Approaching Being as Self-Concealing     3

Determining what Heidegger means by ‘the self-concealing of being’ is my task in this book. I interpret a range of Heidegger’s texts from over the course of his career, but my goal is not to give a history of the idea of being’s self-concealing in Heidegger’s thought—why he introduces it and when, how and why his treatment of it changes or develops over time. My goal is more modest and preliminary: to identify what phenomenon, or phenomena, Heidegger is most plausibly talking about. I do this by surveying various candidates for the self-concealing of being and eliminating what is not a self-concealing and what is not a concealing of being. What remains should be the self-concealing of being. My method is accordingly less narrative than is usual in philosophical monographs and more taxonomical: I sort the various things that Heidegger says about concealing and concealment, cataloguing, and categorising them.2 Having distinguished the self-concealing of being from other related phenomena, I conclude by assessing what this phenomenon means for the project of asking, ‘What’s up with being?’.
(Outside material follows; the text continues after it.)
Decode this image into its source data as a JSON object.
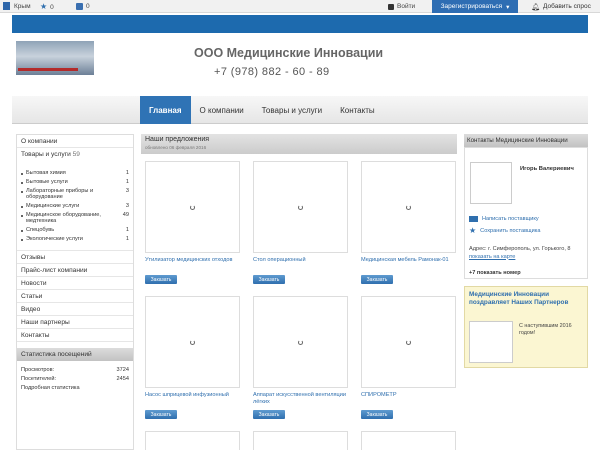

This book is indebted to Joan Stambaugh’s 1992 work, The Finitude of Being, in ways that are not obvious—particularly given that The Finitude of Being appears only once in the notes.3 First, Stambaugh raises the question of the sense in which, for Heidegger, being is finite, and she pursues that question by drawing distinctions between various types of concealment. My project is an heir to Stambaugh’s, and it was inspired in part by my own dissatisfaction with her answers to the question. Second, Stambaugh’s extensive references to the relevant Heideggerian texts that were available at the time she was writing were an invaluable resource and starting

2 Heidegger might be taken to reject my classificatory approach as too calculative. He says in particular with regard to concealment: ‘It would [. . .] be an error to claim that the rich essence of concealedness [Verborgenheit] could be gained just by counting the sundry modes of concealment [Verbergung], under the guidance of the various “word meanings”. If we speak of “kinds” of concealment [Verbergung] we do not mean that there would be a genus, “concealment [Verbergung] in general”, to which then, following the schema of the usual logical classification, various species and their sub-species and variations would be subordinated’ (P: 64/GA54: 94). But if Heidegger’s general point is that ‘the connection among the kinds of concealedness [Verborgenheit] is a historical one’ (P: 64/GA54: 94) rather than a lexical one, then in order to work out that history we must first distinguish among the kinds of concealedness phenomenologically, which is precisely what I undertake to do here.

3 Joan Stambaugh, The Finitude of Being.